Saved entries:
********************

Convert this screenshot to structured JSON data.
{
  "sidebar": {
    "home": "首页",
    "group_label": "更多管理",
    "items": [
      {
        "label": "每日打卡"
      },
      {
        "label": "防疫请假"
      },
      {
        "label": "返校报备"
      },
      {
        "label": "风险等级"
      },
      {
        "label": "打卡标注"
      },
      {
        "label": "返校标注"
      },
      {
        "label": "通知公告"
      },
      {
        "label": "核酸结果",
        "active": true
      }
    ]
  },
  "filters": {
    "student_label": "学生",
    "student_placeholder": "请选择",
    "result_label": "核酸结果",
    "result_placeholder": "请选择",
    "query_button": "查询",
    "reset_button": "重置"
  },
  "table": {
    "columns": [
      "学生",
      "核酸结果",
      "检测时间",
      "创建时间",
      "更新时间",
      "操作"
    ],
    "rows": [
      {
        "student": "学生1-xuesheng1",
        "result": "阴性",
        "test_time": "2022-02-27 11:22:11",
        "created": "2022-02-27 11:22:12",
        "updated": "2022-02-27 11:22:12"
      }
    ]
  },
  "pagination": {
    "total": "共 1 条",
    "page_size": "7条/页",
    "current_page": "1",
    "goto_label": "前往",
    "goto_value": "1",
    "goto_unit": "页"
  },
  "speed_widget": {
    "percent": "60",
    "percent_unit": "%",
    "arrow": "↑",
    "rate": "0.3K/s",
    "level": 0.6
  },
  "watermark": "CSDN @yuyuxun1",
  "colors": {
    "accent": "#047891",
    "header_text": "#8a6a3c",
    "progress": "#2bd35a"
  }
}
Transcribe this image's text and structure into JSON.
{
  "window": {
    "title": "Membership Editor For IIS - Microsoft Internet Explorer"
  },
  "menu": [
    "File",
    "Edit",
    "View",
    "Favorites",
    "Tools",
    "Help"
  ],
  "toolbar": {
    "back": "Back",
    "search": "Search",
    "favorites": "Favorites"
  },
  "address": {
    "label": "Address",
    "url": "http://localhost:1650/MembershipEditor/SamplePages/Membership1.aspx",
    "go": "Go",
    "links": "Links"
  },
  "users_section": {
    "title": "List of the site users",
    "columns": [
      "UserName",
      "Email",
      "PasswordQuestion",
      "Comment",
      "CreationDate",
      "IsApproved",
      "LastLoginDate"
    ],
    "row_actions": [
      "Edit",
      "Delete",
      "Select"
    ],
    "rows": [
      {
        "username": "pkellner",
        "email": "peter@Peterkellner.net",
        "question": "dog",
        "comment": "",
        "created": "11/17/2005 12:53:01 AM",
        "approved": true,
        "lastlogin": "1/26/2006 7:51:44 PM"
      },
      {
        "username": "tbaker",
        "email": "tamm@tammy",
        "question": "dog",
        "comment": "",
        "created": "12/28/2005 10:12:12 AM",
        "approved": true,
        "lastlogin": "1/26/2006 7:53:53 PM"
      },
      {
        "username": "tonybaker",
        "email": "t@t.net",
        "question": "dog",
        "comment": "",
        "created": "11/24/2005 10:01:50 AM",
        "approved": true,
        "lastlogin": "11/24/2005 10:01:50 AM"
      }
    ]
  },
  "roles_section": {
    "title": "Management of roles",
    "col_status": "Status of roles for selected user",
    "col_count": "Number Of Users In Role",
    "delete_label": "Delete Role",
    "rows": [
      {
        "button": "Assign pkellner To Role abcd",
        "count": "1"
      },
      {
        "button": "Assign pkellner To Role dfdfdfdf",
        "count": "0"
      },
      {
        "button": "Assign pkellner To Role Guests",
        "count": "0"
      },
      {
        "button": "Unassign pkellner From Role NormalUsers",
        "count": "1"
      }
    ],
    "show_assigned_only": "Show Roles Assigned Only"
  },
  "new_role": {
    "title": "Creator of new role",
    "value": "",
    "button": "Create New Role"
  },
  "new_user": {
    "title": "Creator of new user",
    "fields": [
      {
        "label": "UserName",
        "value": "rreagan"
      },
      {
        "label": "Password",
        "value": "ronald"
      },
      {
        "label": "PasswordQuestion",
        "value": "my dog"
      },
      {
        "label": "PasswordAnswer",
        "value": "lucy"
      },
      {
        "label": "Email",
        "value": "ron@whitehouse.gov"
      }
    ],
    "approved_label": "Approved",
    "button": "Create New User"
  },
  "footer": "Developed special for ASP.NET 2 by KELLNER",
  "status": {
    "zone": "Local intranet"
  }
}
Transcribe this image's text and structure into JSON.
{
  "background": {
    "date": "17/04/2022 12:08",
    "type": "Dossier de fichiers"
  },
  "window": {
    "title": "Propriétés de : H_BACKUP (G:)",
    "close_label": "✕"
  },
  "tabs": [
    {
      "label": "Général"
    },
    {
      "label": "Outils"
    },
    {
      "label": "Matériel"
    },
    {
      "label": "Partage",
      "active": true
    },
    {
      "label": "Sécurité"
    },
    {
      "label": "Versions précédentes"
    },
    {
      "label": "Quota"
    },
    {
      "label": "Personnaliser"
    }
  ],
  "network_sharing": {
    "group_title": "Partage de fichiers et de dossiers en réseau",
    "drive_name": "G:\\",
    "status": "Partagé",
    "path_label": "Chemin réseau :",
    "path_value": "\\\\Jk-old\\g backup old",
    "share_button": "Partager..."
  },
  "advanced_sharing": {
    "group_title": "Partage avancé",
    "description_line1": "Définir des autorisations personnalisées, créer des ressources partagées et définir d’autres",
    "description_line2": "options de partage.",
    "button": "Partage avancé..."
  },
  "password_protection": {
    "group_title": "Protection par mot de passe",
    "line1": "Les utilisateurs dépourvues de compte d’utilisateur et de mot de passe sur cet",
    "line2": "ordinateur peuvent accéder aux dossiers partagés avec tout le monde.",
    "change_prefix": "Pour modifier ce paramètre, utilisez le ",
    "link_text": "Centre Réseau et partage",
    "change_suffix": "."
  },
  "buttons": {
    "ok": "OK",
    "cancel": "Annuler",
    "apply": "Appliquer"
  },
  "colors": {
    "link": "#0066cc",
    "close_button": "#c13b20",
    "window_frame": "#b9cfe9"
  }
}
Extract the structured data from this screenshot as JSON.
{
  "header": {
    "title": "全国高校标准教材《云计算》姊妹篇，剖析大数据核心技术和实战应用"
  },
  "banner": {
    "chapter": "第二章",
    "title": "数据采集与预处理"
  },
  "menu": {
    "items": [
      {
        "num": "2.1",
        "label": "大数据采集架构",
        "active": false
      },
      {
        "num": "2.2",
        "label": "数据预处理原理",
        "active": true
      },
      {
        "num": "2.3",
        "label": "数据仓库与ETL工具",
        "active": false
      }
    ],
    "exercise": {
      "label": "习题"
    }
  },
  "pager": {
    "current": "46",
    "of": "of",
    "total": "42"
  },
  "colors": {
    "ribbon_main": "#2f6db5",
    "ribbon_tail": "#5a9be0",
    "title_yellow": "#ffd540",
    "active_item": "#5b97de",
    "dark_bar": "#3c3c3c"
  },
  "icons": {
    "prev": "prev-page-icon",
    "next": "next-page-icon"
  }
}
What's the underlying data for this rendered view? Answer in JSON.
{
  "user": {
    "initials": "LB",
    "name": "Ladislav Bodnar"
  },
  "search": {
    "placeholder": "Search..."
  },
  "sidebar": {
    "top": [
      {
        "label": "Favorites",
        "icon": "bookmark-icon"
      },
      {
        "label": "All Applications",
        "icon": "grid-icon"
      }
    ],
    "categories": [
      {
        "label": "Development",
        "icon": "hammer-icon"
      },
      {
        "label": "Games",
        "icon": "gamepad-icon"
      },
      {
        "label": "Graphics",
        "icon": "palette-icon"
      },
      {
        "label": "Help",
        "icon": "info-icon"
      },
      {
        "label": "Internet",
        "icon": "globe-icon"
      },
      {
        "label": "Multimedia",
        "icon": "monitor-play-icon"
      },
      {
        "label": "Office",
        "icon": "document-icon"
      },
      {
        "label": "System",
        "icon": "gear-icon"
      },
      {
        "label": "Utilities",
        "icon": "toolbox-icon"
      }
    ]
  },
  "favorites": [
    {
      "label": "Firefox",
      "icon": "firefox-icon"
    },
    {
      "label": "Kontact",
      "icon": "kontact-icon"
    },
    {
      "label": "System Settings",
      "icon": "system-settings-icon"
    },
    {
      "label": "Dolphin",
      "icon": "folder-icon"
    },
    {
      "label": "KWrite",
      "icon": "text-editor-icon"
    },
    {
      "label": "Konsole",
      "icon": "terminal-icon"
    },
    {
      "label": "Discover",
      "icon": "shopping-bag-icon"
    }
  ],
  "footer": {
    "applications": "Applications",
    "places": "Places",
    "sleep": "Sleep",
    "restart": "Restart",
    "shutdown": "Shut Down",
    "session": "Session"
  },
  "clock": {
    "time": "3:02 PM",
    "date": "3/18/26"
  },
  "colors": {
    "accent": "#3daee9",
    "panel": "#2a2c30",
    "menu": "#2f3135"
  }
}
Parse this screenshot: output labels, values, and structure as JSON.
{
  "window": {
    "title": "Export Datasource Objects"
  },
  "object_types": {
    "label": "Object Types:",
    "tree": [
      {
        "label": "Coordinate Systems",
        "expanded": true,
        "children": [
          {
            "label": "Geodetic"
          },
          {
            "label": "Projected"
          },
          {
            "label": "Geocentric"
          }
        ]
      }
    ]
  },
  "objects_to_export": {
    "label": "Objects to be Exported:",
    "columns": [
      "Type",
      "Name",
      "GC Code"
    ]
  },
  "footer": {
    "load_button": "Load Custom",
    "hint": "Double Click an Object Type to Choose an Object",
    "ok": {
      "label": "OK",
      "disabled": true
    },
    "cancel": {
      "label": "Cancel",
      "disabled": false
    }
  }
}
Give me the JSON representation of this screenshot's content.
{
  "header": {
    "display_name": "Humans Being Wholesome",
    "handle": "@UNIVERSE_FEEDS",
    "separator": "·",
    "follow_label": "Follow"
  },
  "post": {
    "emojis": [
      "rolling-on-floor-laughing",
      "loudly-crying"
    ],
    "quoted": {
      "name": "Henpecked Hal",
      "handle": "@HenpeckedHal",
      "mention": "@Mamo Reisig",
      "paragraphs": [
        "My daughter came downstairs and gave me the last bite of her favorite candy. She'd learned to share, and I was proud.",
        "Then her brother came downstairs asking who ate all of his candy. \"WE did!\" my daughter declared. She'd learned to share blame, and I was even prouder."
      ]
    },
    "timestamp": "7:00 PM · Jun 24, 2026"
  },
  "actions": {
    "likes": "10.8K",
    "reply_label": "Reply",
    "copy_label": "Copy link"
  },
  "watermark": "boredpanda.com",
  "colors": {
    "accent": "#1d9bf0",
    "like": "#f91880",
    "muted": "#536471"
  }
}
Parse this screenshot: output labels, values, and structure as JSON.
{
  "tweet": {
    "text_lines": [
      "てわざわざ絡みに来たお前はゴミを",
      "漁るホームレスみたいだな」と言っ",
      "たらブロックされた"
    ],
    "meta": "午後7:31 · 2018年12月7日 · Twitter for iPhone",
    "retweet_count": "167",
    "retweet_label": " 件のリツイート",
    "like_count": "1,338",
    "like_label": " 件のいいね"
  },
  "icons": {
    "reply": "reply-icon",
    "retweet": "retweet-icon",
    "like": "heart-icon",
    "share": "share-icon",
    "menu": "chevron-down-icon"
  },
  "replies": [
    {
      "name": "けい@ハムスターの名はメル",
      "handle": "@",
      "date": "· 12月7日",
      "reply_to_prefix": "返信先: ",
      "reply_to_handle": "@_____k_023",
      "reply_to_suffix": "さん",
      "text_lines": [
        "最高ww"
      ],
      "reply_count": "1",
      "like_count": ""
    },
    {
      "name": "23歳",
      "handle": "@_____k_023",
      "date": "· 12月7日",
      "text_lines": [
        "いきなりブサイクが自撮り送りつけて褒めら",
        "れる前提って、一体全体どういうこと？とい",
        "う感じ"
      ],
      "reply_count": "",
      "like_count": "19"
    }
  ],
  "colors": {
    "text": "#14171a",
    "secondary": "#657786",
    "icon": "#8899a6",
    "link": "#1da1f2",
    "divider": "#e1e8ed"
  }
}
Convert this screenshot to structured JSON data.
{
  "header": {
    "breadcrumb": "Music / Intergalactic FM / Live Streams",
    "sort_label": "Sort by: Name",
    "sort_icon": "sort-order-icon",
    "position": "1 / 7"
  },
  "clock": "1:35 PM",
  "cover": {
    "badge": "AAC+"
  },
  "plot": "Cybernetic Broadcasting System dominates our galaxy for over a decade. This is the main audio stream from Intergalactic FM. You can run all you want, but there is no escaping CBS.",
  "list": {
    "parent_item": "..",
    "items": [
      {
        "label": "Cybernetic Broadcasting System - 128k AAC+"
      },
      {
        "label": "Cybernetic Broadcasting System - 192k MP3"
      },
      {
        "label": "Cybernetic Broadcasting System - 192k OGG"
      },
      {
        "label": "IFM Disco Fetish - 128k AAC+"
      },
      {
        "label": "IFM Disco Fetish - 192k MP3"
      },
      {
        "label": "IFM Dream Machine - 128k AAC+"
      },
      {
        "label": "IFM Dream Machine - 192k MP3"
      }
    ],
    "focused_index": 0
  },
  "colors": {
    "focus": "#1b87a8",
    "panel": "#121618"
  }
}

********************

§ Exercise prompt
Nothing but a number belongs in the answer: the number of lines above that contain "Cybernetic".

§ Exercise result
4